(Excerpts from an interface dataset)

━━━━━━━━━━

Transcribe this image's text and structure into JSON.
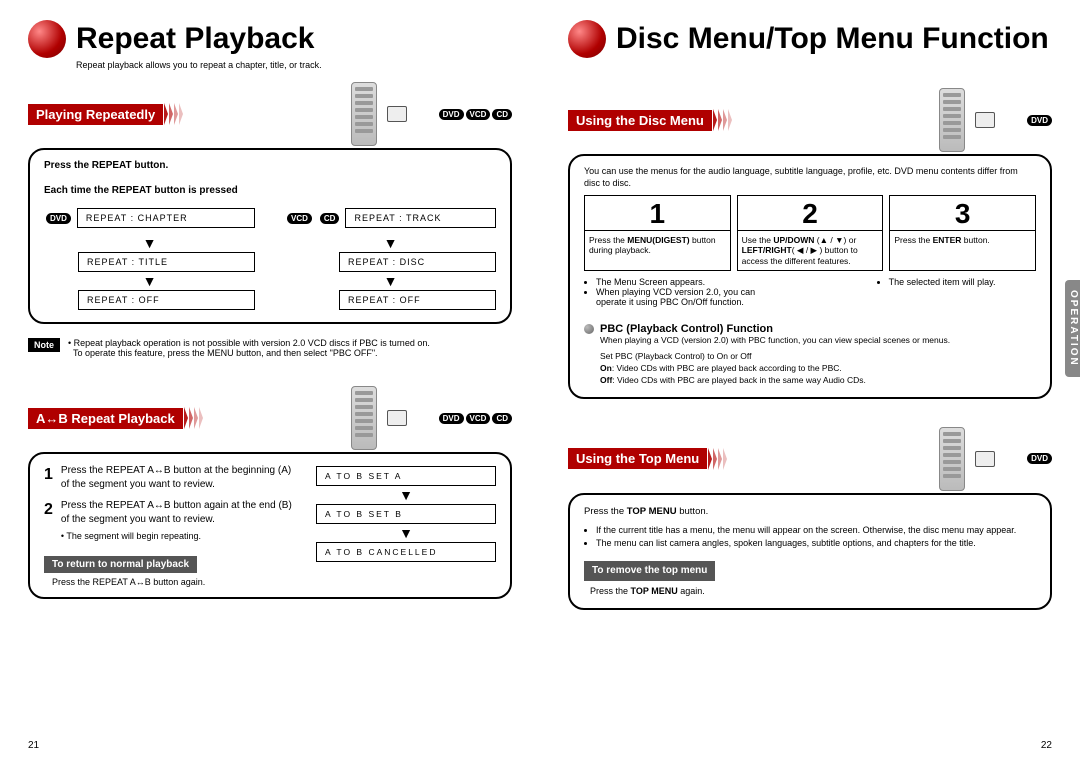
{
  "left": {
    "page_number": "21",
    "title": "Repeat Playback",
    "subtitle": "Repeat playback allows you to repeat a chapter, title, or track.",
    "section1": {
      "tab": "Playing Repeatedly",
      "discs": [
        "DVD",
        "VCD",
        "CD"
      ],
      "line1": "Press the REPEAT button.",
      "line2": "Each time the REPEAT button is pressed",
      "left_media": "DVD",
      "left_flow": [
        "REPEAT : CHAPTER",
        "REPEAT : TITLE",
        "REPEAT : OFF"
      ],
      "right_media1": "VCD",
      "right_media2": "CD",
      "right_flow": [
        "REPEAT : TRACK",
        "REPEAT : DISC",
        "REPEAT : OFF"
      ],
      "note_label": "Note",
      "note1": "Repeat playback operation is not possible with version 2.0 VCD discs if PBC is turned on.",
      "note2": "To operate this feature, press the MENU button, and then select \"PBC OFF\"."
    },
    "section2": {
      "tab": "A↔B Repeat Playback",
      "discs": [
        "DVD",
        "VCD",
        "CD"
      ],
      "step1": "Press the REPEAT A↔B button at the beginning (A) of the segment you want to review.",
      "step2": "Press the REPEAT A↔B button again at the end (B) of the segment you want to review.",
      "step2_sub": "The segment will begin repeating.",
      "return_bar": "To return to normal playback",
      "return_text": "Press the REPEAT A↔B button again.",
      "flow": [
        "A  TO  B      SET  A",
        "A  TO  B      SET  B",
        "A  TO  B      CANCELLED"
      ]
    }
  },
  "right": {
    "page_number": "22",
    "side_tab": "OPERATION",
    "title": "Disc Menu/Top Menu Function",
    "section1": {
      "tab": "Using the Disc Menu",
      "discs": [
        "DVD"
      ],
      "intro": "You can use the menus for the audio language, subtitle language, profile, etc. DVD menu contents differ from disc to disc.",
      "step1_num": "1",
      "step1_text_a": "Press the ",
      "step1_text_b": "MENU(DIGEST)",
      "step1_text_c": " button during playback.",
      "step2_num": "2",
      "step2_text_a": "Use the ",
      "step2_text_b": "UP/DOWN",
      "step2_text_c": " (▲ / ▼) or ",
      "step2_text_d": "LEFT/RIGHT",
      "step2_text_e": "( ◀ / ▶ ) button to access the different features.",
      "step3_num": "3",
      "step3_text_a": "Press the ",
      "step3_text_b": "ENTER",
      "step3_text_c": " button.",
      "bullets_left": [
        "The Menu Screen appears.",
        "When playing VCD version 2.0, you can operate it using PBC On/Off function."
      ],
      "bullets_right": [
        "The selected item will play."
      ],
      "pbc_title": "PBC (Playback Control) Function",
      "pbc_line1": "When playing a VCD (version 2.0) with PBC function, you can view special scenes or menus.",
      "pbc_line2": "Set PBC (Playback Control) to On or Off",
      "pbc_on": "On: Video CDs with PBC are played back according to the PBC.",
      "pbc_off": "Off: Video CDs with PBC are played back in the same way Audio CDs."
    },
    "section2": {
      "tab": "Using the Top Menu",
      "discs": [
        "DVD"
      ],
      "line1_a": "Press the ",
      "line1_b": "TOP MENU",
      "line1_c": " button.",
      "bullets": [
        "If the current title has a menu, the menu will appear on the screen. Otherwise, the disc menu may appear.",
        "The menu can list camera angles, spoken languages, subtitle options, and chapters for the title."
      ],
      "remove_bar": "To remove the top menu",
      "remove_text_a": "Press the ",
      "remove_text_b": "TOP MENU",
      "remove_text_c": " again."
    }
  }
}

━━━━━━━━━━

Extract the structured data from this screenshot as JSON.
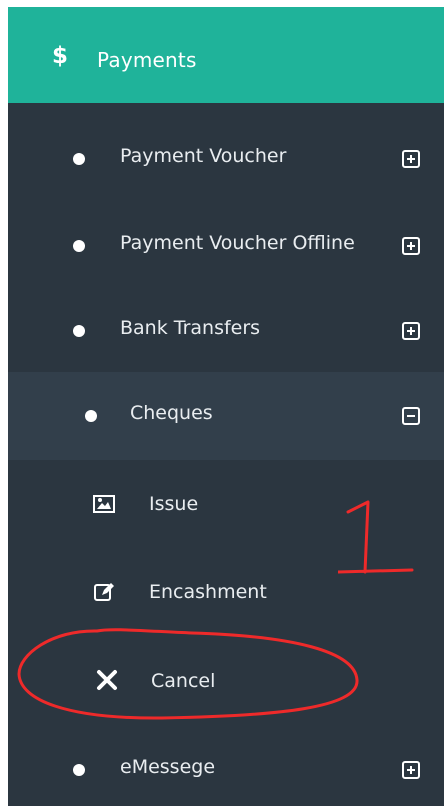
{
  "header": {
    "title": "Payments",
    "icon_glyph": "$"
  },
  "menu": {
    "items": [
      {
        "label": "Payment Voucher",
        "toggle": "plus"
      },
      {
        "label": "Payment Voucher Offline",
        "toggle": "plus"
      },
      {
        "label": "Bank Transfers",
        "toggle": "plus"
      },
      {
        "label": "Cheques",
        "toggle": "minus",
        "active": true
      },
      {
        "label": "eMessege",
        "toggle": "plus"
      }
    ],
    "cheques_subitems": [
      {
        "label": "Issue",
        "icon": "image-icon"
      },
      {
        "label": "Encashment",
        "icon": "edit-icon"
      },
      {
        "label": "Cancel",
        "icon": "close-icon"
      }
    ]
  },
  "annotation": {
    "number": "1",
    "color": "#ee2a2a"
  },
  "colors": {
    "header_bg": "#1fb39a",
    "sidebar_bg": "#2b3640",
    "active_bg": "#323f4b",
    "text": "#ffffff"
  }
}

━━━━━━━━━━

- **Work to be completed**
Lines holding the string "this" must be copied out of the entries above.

- **Result below**
Transcribe this image's text and structure into JSON.
      "note2": "To operate this feature, press the MENU button, and then select \"PBC OFF\"."
Extract the structured data from this screenshot as JSON.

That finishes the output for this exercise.